Another example I learned about more recently relates to colour-blind people. Although they may not be able to differentiate colour very well, many of them have heightened abilities in identifying different shades. Therefore, a testimony from them about information like the colour of an object would be just as valuable as the testimony of someone who could see colour.
In conclusion, sense perception is fallible as we can only construct images in our minds based on past experiences, converting them into something that works in tandem with our individual understanding of the world. While it is problematic, there is still some component of truth and value in the knowledge we obtain. While our senses are not entirely accurate, they are not entirely unreliable.
Throughout my journey in the Middle Years Program, I have participated in several service activities that have allowed me to grow as a learner, helping me to become more aware of my own strengths and areas for growth. In Grade 7 and 8, I traveled to Chiang Mai and Sabah for CAS week, respectively, and committed to service by doing construction for local schools. The most memorable part of this was seeing how happy they were with so little. Since the people in those more remote areas do not have the resources necessary to live the comfortable life I am fortunate enough to have, seeing their contentment with what little they have greatly allowed me to realize how ungrateful I am for my extensive access to resources and modern lifestyle.
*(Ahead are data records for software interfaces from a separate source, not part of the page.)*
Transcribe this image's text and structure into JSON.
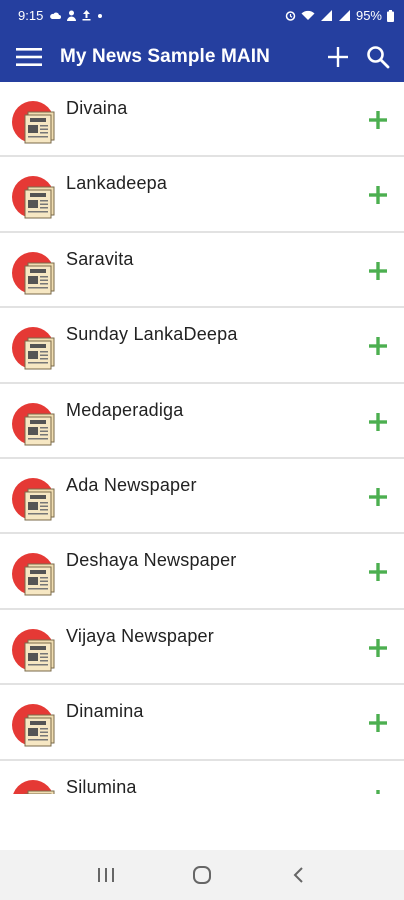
{
  "status_bar": {
    "time": "9:15",
    "battery": "95%",
    "icons": [
      "cloud-icon",
      "account-icon",
      "upload-icon",
      "dot-icon",
      "alarm-icon",
      "wifi-icon",
      "signal-icon",
      "battery-icon"
    ]
  },
  "app_bar": {
    "title": "My News Sample MAIN",
    "menu_icon": "menu-icon",
    "add_icon": "add-icon",
    "search_icon": "search-icon",
    "background": "#253f9f"
  },
  "list": {
    "items": [
      {
        "name": "Divaina"
      },
      {
        "name": "Lankadeepa"
      },
      {
        "name": "Saravita"
      },
      {
        "name": "Sunday LankaDeepa"
      },
      {
        "name": "Medaperadiga"
      },
      {
        "name": "Ada Newspaper"
      },
      {
        "name": "Deshaya Newspaper"
      },
      {
        "name": "Vijaya Newspaper"
      },
      {
        "name": "Dinamina"
      },
      {
        "name": "Silumina"
      }
    ],
    "item_icon": "newspaper-icon",
    "add_icon": "add-icon",
    "add_color": "#4caf50"
  },
  "nav_bar": {
    "icons": [
      "recent-apps-icon",
      "home-icon",
      "back-icon"
    ]
  }
}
Thus, appreciating the daily luxuries I take for granted is a clear area of improvement for me.
I undertook challenges that developed my communication skills through actively participating in the Kids4Kids buddy reading program, a student-led initiative where volunteers visit local community centers and read to children to help them in learning English as a second language. This program not only fosters organizational skills (as students are tasked with collaborating to plan each session) but also cultivates interpersonal skills and a drive for making positive contributions to society. I needed to persevere in action as they spoke Cantonese as a first language– a language I understand but cannot speak– and therefore, I needed to communicate nonverbally and using my knowledge of Mandarin and English.
Perhaps the greatest culmination of the exploration of my personal passions and globally engaging in service is taking part in Applause For A Cause– a budgetless event where students performed musical theatre songs and donated profits to Worldwide Action, a charity aiming to rebuild schools destroyed from earthquakes in Nepal. This was not only successful as we fundraised enough to build two classrooms; it also developed my international-mindedness as I was made more aware of the issues people outside of my local communities face.
I considered the ethical implications of my actions by personally judging if they would actually benefit the community. Too often is the notion of voluntourism considered service. I do feel that the service I have participated in has made a positive impact on local and global communities. As discussed previously, this is not only evidenced by a tangible product such as the progress on classrooms we made for students in Chiang Mai, Sabah and Nepal, but is also highlighted through the intangible developing language skills of the local children in Kids4Kids. Ensuring that our actions are ethical and genuinely advantageous to our communities is incredibly important, as although memory may fade, compassion and the desire to improve society truly follows us throughout our lives.